Every line of the data must be set down exactly as shown.

• [PROVIDED MATERIAL]:
******
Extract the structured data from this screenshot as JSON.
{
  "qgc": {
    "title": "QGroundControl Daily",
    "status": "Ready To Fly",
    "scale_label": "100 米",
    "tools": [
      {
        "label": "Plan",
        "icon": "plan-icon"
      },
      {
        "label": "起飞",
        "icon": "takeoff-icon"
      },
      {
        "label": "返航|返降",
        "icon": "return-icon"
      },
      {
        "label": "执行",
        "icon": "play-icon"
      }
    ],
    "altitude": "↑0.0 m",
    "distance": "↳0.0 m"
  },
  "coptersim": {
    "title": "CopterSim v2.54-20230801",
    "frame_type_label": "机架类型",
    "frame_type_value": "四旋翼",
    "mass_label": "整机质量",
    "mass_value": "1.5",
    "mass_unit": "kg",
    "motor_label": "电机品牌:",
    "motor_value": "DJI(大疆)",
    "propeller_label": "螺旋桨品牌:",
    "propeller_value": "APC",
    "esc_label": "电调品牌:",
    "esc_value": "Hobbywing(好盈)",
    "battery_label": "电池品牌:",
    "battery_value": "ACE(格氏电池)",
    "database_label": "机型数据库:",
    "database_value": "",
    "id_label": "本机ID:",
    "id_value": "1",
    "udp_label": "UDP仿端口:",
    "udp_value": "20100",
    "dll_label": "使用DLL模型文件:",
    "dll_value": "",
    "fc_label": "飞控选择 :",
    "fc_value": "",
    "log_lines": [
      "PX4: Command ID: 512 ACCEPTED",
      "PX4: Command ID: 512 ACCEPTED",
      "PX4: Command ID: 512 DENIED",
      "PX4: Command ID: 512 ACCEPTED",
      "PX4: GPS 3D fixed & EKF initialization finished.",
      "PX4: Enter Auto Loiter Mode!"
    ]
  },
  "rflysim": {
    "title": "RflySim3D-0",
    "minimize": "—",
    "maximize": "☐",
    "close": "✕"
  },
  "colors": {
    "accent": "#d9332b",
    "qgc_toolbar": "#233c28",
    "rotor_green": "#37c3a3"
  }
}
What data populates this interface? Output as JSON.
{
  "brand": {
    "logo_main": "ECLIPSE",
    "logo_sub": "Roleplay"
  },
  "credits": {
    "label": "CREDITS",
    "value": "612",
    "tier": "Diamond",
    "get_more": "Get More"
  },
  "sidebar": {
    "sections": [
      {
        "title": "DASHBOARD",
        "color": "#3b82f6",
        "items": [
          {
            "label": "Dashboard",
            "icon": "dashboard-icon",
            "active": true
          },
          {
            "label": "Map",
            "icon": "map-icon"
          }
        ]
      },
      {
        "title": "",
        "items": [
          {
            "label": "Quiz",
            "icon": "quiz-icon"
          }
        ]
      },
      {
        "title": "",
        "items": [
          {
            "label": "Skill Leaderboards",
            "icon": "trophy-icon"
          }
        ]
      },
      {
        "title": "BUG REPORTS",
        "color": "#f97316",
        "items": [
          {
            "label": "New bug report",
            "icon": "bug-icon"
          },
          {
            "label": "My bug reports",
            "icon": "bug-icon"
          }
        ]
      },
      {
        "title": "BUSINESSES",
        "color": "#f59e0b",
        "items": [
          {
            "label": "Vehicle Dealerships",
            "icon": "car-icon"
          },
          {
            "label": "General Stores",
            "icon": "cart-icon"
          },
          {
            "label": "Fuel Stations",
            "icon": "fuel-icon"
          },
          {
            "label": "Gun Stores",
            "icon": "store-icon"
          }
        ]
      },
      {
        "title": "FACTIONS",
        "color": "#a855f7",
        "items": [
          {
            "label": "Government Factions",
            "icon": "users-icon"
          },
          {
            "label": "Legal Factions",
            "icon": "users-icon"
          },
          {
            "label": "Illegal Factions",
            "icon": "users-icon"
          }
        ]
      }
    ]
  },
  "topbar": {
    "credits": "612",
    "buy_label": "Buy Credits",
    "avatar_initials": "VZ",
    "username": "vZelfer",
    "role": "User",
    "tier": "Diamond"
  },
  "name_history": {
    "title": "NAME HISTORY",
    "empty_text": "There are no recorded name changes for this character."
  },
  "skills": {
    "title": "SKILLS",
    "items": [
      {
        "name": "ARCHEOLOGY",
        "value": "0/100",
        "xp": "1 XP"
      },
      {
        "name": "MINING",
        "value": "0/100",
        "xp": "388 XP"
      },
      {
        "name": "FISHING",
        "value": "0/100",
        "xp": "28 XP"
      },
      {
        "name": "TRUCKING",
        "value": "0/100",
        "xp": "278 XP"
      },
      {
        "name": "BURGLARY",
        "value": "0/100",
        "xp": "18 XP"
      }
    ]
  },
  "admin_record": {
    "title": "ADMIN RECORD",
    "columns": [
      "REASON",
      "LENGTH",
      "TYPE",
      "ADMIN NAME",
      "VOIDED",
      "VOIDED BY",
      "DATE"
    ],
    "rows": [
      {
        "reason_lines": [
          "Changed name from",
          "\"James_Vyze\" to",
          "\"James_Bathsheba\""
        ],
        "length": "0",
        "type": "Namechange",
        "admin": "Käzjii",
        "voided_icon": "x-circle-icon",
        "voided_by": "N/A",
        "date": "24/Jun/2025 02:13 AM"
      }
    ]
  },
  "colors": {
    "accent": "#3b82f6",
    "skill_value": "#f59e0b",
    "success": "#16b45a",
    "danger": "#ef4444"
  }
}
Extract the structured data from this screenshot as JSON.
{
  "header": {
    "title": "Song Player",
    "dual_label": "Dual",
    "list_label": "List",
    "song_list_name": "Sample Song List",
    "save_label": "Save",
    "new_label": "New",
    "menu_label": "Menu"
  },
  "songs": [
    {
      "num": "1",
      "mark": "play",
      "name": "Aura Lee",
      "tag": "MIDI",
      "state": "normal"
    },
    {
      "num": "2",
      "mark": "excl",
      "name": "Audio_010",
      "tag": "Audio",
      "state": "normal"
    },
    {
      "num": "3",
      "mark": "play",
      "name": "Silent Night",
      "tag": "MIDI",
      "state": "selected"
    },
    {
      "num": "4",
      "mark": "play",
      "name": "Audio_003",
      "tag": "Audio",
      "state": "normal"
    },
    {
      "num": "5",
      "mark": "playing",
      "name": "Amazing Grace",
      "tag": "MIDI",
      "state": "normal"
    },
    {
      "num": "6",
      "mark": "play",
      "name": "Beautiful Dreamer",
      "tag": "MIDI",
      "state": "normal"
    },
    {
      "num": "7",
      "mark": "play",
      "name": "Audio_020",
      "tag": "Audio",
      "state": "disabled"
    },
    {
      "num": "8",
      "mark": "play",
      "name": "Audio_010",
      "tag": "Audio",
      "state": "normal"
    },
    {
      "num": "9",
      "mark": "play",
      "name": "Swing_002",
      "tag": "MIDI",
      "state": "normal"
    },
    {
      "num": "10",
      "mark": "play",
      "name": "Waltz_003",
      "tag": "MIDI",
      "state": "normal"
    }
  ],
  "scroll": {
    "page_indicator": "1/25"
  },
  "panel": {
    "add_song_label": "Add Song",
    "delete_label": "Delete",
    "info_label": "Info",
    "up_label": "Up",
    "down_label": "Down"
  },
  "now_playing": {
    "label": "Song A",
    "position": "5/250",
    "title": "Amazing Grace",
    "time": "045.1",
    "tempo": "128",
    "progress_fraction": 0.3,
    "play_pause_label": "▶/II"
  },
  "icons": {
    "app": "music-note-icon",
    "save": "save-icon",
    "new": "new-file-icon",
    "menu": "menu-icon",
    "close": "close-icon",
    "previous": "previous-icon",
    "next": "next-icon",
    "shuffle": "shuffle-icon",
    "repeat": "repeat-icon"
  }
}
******
• [ANSWER SPACE]:
Extract the structured data from this screenshot as JSON.
{
  "qgc": {
    "title": "QGroundControl Daily",
    "status": "Ready To Fly",
    "scale_label": "100 米",
    "tools": [
      {
        "label": "Plan",
        "icon": "plan-icon"
      },
      {
        "label": "起飞",
        "icon": "takeoff-icon"
      },
      {
        "label": "返航|返降",
        "icon": "return-icon"
      },
      {
        "label": "执行",
        "icon": "play-icon"
      }
    ],
    "altitude": "↑0.0 m",
    "distance": "↳0.0 m"
  },
  "coptersim": {
    "title": "CopterSim v2.54-20230801",
    "frame_type_label": "机架类型",
    "frame_type_value": "四旋翼",
    "mass_label": "整机质量",
    "mass_value": "1.5",
    "mass_unit": "kg",
    "motor_label": "电机品牌:",
    "motor_value": "DJI(大疆)",
    "propeller_label": "螺旋桨品牌:",
    "propeller_value": "APC",
    "esc_label": "电调品牌:",
    "esc_value": "Hobbywing(好盈)",
    "battery_label": "电池品牌:",
    "battery_value": "ACE(格氏电池)",
    "database_label": "机型数据库:",
    "database_value": "",
    "id_label": "本机ID:",
    "id_value": "1",
    "udp_label": "UDP仿端口:",
    "udp_value": "20100",
    "dll_label": "使用DLL模型文件:",
    "dll_value": "",
    "fc_label": "飞控选择 :",
    "fc_value": "",
    "log_lines": [
      "PX4: Command ID: 512 ACCEPTED",
      "PX4: Command ID: 512 ACCEPTED",
      "PX4: Command ID: 512 DENIED",
      "PX4: Command ID: 512 ACCEPTED",
      "PX4: GPS 3D fixed & EKF initialization finished.",
      "PX4: Enter Auto Loiter Mode!"
    ]
  },
  "rflysim": {
    "title": "RflySim3D-0",
    "minimize": "—",
    "maximize": "☐",
    "close": "✕"
  },
  "colors": {
    "accent": "#d9332b",
    "qgc_toolbar": "#233c28",
    "rotor_green": "#37c3a3"
  }
}
What data populates this interface? Output as JSON.
{
  "brand": {
    "logo_main": "ECLIPSE",
    "logo_sub": "Roleplay"
  },
  "credits": {
    "label": "CREDITS",
    "value": "612",
    "tier": "Diamond",
    "get_more": "Get More"
  },
  "sidebar": {
    "sections": [
      {
        "title": "DASHBOARD",
        "color": "#3b82f6",
        "items": [
          {
            "label": "Dashboard",
            "icon": "dashboard-icon",
            "active": true
          },
          {
            "label": "Map",
            "icon": "map-icon"
          }
        ]
      },
      {
        "title": "",
        "items": [
          {
            "label": "Quiz",
            "icon": "quiz-icon"
          }
        ]
      },
      {
        "title": "",
        "items": [
          {
            "label": "Skill Leaderboards",
            "icon": "trophy-icon"
          }
        ]
      },
      {
        "title": "BUG REPORTS",
        "color": "#f97316",
        "items": [
          {
            "label": "New bug report",
            "icon": "bug-icon"
          },
          {
            "label": "My bug reports",
            "icon": "bug-icon"
          }
        ]
      },
      {
        "title": "BUSINESSES",
        "color": "#f59e0b",
        "items": [
          {
            "label": "Vehicle Dealerships",
            "icon": "car-icon"
          },
          {
            "label": "General Stores",
            "icon": "cart-icon"
          },
          {
            "label": "Fuel Stations",
            "icon": "fuel-icon"
          },
          {
            "label": "Gun Stores",
            "icon": "store-icon"
          }
        ]
      },
      {
        "title": "FACTIONS",
        "color": "#a855f7",
        "items": [
          {
            "label": "Government Factions",
            "icon": "users-icon"
          },
          {
            "label": "Legal Factions",
            "icon": "users-icon"
          },
          {
            "label": "Illegal Factions",
            "icon": "users-icon"
          }
        ]
      }
    ]
  },
  "topbar": {
    "credits": "612",
    "buy_label": "Buy Credits",
    "avatar_initials": "VZ",
    "username": "vZelfer",
    "role": "User",
    "tier": "Diamond"
  },
  "name_history": {
    "title": "NAME HISTORY",
    "empty_text": "There are no recorded name changes for this character."
  },
  "skills": {
    "title": "SKILLS",
    "items": [
      {
        "name": "ARCHEOLOGY",
        "value": "0/100",
        "xp": "1 XP"
      },
      {
        "name": "MINING",
        "value": "0/100",
        "xp": "388 XP"
      },
      {
        "name": "FISHING",
        "value": "0/100",
        "xp": "28 XP"
      },
      {
        "name": "TRUCKING",
        "value": "0/100",
        "xp": "278 XP"
      },
      {
        "name": "BURGLARY",
        "value": "0/100",
        "xp": "18 XP"
      }
    ]
  },
  "admin_record": {
    "title": "ADMIN RECORD",
    "columns": [
      "REASON",
      "LENGTH",
      "TYPE",
      "ADMIN NAME",
      "VOIDED",
      "VOIDED BY",
      "DATE"
    ],
    "rows": [
      {
        "reason_lines": [
          "Changed name from",
          "\"James_Vyze\" to",
          "\"James_Bathsheba\""
        ],
        "length": "0",
        "type": "Namechange",
        "admin": "Käzjii",
        "voided_icon": "x-circle-icon",
        "voided_by": "N/A",
        "date": "24/Jun/2025 02:13 AM"
      }
    ]
  },
  "colors": {
    "accent": "#3b82f6",
    "skill_value": "#f59e0b",
    "success": "#16b45a",
    "danger": "#ef4444"
  }
}
Extract the structured data from this screenshot as JSON.
{
  "header": {
    "title": "Song Player",
    "dual_label": "Dual",
    "list_label": "List",
    "song_list_name": "Sample Song List",
    "save_label": "Save",
    "new_label": "New",
    "menu_label": "Menu"
  },
  "songs": [
    {
      "num": "1",
      "mark": "play",
      "name": "Aura Lee",
      "tag": "MIDI",
      "state": "normal"
    },
    {
      "num": "2",
      "mark": "excl",
      "name": "Audio_010",
      "tag": "Audio",
      "state": "normal"
    },
    {
      "num": "3",
      "mark": "play",
      "name": "Silent Night",
      "tag": "MIDI",
      "state": "selected"
    },
    {
      "num": "4",
      "mark": "play",
      "name": "Audio_003",
      "tag": "Audio",
      "state": "normal"
    },
    {
      "num": "5",
      "mark": "playing",
      "name": "Amazing Grace",
      "tag": "MIDI",
      "state": "normal"
    },
    {
      "num": "6",
      "mark": "play",
      "name": "Beautiful Dreamer",
      "tag": "MIDI",
      "state": "normal"
    },
    {
      "num": "7",
      "mark": "play",
      "name": "Audio_020",
      "tag": "Audio",
      "state": "disabled"
    },
    {
      "num": "8",
      "mark": "play",
      "name": "Audio_010",
      "tag": "Audio",
      "state": "normal"
    },
    {
      "num": "9",
      "mark": "play",
      "name": "Swing_002",
      "tag": "MIDI",
      "state": "normal"
    },
    {
      "num": "10",
      "mark": "play",
      "name": "Waltz_003",
      "tag": "MIDI",
      "state": "normal"
    }
  ],
  "scroll": {
    "page_indicator": "1/25"
  },
  "panel": {
    "add_song_label": "Add Song",
    "delete_label": "Delete",
    "info_label": "Info",
    "up_label": "Up",
    "down_label": "Down"
  },
  "now_playing": {
    "label": "Song A",
    "position": "5/250",
    "title": "Amazing Grace",
    "time": "045.1",
    "tempo": "128",
    "progress_fraction": 0.3,
    "play_pause_label": "▶/II"
  },
  "icons": {
    "app": "music-note-icon",
    "save": "save-icon",
    "new": "new-file-icon",
    "menu": "menu-icon",
    "close": "close-icon",
    "previous": "previous-icon",
    "next": "next-icon",
    "shuffle": "shuffle-icon",
    "repeat": "repeat-icon"
  }
}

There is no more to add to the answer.